MONDAY, MAY 21 • NOON

SERVED LIKE A GIRL provides a candid look at several American women as they transition from active duty to civilian life after serving tours of duty in Iraq and Afghanistan. Struggling with PTSD, homelessness, broken families, serious illness, physical injuries, and the aftermath of military sexual abuse, these amazing women find ways to adapt and overcome debilitating challenges through participation in the “Ms. Veteran America” competition.
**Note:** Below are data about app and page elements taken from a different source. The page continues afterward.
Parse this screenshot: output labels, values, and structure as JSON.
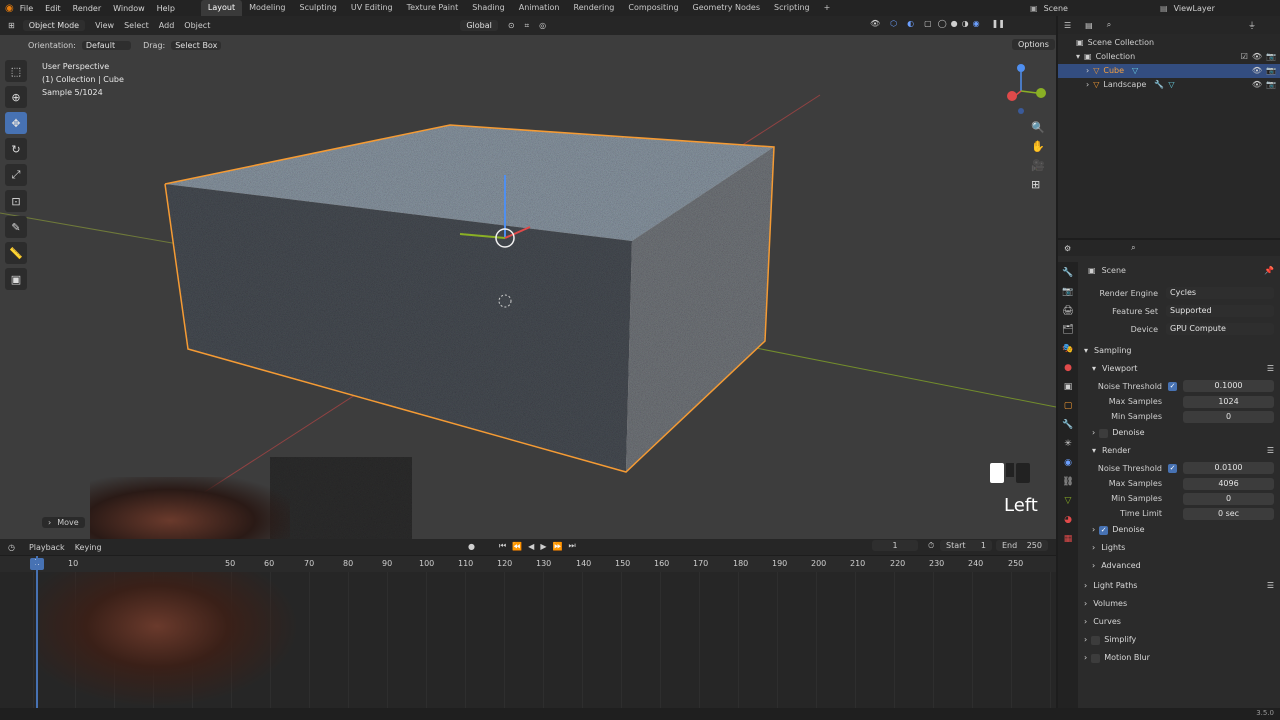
{
  "topbar": {
    "menus": [
      "File",
      "Edit",
      "Render",
      "Window",
      "Help"
    ],
    "workspaces": [
      "Layout",
      "Modeling",
      "Sculpting",
      "UV Editing",
      "Texture Paint",
      "Shading",
      "Animation",
      "Rendering",
      "Compositing",
      "Geometry Nodes",
      "Scripting"
    ],
    "active_workspace": "Layout",
    "add_tab": "+",
    "scene": "Scene",
    "view_layer": "ViewLayer"
  },
  "viewport_header": {
    "mode": "Object Mode",
    "menus": [
      "View",
      "Select",
      "Add",
      "Object"
    ],
    "transform": "Global",
    "orientation_label": "Orientation:",
    "orientation_value": "Default",
    "drag_label": "Drag:",
    "drag_value": "Select Box",
    "options": "Options"
  },
  "viewport": {
    "view_name": "User Perspective",
    "collection_info": "(1) Collection | Cube",
    "sample_info": "Sample 5/1024",
    "key_overlay": "Left",
    "last_op": "Move"
  },
  "timeline": {
    "playback": "Playback",
    "keying": "Keying",
    "current_frame": "1",
    "start_label": "Start",
    "start": "1",
    "end_label": "End",
    "end": "250",
    "ticks": [
      "10",
      "50",
      "60",
      "70",
      "80",
      "90",
      "100",
      "110",
      "120",
      "130",
      "140",
      "150",
      "160",
      "170",
      "180",
      "190",
      "200",
      "210",
      "220",
      "230",
      "240",
      "250"
    ],
    "playhead": "1"
  },
  "outliner": {
    "title": "Scene Collection",
    "items": [
      {
        "label": "Collection"
      },
      {
        "label": "Cube"
      },
      {
        "label": "Landscape"
      }
    ]
  },
  "properties": {
    "context": "Scene",
    "render_engine_label": "Render Engine",
    "render_engine": "Cycles",
    "feature_set_label": "Feature Set",
    "feature_set": "Supported",
    "device_label": "Device",
    "device": "GPU Compute",
    "sampling": "Sampling",
    "viewport": {
      "title": "Viewport",
      "noise_label": "Noise Threshold",
      "noise": "0.1000",
      "max_label": "Max Samples",
      "max": "1024",
      "min_label": "Min Samples",
      "min": "0",
      "denoise": "Denoise"
    },
    "render": {
      "title": "Render",
      "noise_label": "Noise Threshold",
      "noise": "0.0100",
      "max_label": "Max Samples",
      "max": "4096",
      "min_label": "Min Samples",
      "min": "0",
      "time_label": "Time Limit",
      "time": "0 sec",
      "denoise": "Denoise"
    },
    "subsections": [
      "Lights",
      "Advanced"
    ],
    "panels": [
      "Light Paths",
      "Volumes",
      "Curves",
      "Simplify",
      "Motion Blur"
    ]
  },
  "status": {
    "version": "3.5.0"
  },
  "colors": {
    "accent": "#4772b3",
    "selection_outline": "#f59b34",
    "x_axis": "#c94646",
    "y_axis": "#8ab025"
  }
}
The women leverage their experiences gained through competition to recover the parts of themselves and their personal identities they had lost on the battlefield.

Q&A immediately following screening
Guests TBA

Free tickets to these community screenings are available ONLY through EVENTBRITE RSVP.
FIRST COME – FIRST SERVED  |  SEATING IS NOT GUARANTEED

If after reserving tickets you find that you or your group cannot attend, please cancel your reservation to allow room for others.